=== INFORMATION SUPPLIED ===
──────
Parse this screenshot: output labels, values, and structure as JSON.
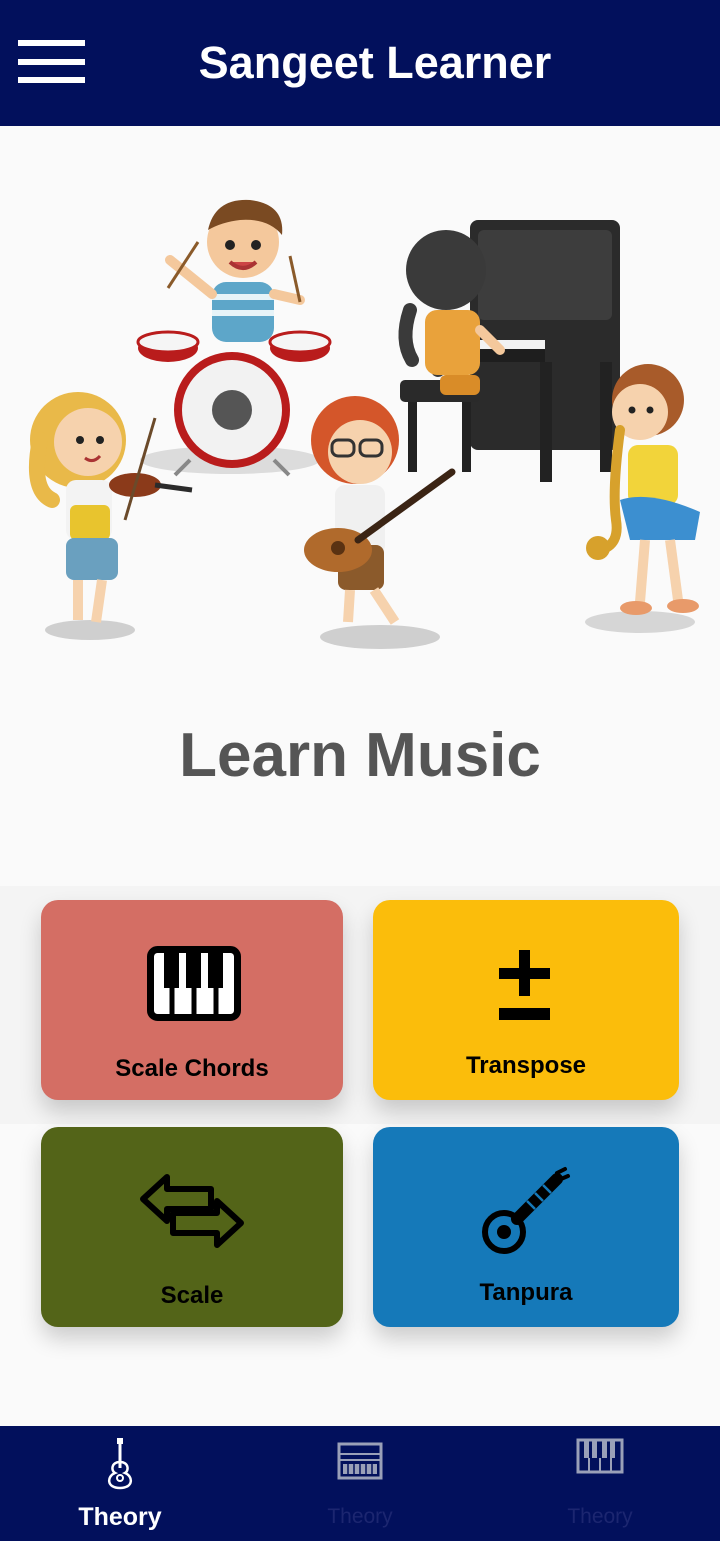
{
  "appbar": {
    "title": "Sangeet Learner",
    "menu_icon": "hamburger-menu-icon"
  },
  "hero": {
    "illustration": "kids-playing-instruments-illustration"
  },
  "main": {
    "heading": "Learn Music"
  },
  "tiles": [
    {
      "label": "Scale Chords",
      "icon": "piano-keys-icon",
      "color": "#d46e64"
    },
    {
      "label": "Transpose",
      "icon": "plus-minus-icon",
      "color": "#fbbd0b"
    },
    {
      "label": "Scale",
      "icon": "swap-arrows-icon",
      "color": "#536418"
    },
    {
      "label": "Tanpura",
      "icon": "sitar-icon",
      "color": "#1579b9"
    }
  ],
  "bottom_nav": {
    "items": [
      {
        "label": "Theory",
        "icon": "guitar-icon",
        "active": true
      },
      {
        "label": "Theory",
        "icon": "harmonium-icon",
        "active": false
      },
      {
        "label": "Theory",
        "icon": "piano-icon",
        "active": false
      }
    ]
  },
  "colors": {
    "primary": "#02105c",
    "heading_text": "#555555"
  }
}
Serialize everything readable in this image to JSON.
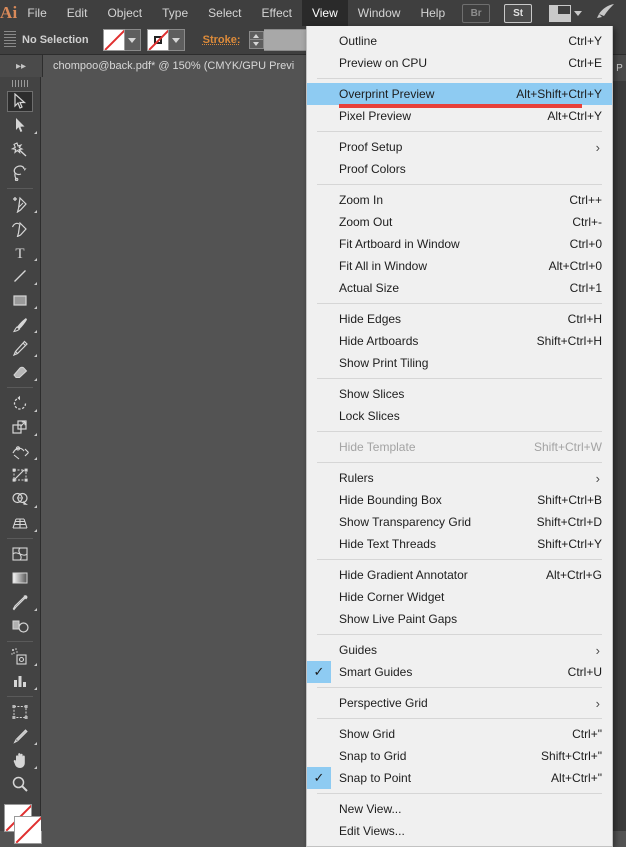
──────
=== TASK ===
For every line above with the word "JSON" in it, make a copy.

=== REPLY ===
Parse this screenshot: output labels, values, and structure as JSON.
Serialize everything readable in this image to JSON.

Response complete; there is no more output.